#### WORK ORDER:
Would you work out how many lines below include the word "stop"? Only that number is wanted.

#### Dataset excerpts:
_____

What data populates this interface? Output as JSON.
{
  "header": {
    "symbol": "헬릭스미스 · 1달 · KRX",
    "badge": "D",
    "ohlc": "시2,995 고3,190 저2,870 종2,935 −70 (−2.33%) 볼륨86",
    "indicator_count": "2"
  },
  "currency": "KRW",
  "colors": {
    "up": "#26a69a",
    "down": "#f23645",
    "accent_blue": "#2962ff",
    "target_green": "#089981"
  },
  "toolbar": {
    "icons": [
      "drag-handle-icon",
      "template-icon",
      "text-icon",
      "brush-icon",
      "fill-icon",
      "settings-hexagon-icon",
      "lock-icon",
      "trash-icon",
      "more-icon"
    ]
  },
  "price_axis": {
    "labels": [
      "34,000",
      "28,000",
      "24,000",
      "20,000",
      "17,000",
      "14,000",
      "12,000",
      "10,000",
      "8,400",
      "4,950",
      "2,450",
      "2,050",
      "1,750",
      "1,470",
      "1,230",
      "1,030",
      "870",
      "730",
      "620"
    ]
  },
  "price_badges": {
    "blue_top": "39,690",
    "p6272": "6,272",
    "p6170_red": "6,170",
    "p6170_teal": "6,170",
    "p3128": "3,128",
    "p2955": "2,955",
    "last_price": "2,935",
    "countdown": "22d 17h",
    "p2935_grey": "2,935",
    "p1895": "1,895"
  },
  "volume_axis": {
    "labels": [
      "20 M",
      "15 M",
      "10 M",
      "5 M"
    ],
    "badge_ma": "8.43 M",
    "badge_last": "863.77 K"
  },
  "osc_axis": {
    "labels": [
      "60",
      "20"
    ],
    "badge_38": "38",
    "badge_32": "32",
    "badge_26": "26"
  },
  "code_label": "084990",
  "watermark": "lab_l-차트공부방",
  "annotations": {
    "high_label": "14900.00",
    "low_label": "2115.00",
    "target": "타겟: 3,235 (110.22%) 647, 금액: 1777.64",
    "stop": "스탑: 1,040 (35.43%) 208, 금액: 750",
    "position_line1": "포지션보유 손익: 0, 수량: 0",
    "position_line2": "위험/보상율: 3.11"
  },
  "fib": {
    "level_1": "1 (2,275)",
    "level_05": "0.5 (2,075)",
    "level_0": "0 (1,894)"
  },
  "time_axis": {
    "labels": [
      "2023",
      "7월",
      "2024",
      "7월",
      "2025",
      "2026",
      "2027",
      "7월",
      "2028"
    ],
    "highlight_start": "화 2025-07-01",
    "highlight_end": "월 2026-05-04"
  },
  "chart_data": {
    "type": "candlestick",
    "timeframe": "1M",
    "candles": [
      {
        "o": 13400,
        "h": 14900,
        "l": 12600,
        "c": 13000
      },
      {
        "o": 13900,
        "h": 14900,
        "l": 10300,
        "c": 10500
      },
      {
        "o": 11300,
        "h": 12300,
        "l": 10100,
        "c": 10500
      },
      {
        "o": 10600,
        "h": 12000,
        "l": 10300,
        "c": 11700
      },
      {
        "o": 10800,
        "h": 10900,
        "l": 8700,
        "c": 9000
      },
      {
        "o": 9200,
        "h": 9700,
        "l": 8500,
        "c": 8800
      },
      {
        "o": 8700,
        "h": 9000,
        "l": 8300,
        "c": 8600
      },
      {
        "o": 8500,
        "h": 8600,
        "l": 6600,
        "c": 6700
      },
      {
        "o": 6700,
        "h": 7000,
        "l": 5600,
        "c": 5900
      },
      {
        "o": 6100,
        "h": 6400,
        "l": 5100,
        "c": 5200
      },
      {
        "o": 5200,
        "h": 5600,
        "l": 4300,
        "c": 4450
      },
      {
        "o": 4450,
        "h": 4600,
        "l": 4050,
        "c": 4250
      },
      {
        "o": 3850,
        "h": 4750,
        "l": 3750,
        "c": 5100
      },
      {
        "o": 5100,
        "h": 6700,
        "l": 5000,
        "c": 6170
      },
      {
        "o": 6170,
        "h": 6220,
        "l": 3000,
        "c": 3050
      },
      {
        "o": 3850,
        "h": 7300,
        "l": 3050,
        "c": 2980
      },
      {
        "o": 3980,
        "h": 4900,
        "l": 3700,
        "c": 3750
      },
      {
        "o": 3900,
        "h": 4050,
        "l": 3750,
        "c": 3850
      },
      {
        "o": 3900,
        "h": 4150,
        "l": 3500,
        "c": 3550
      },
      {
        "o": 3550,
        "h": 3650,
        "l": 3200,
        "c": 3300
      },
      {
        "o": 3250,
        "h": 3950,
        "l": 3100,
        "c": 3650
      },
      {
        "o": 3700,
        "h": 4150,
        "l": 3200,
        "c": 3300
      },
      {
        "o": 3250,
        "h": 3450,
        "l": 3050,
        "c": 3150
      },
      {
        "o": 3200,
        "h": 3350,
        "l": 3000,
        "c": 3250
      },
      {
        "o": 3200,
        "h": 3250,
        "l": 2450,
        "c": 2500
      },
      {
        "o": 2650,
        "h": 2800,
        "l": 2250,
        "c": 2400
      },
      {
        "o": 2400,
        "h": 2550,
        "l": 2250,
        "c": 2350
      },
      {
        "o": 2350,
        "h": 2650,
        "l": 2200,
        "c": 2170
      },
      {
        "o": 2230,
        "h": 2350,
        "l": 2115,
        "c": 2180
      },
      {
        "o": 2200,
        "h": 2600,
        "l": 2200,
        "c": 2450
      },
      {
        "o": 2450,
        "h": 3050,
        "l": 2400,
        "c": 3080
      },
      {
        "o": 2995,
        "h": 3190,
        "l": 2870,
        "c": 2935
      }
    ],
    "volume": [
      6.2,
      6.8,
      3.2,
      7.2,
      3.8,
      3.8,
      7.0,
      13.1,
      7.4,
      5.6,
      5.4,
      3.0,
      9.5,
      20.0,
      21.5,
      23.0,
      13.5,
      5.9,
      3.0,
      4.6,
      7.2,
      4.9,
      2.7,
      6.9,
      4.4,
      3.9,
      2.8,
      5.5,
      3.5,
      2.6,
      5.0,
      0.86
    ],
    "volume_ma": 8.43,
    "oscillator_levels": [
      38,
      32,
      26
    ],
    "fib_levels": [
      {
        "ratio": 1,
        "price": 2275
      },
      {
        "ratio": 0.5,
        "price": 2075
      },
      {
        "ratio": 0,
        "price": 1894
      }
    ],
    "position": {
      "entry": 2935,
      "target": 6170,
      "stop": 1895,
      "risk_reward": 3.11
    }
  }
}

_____

#### ANSWER SECTION:
2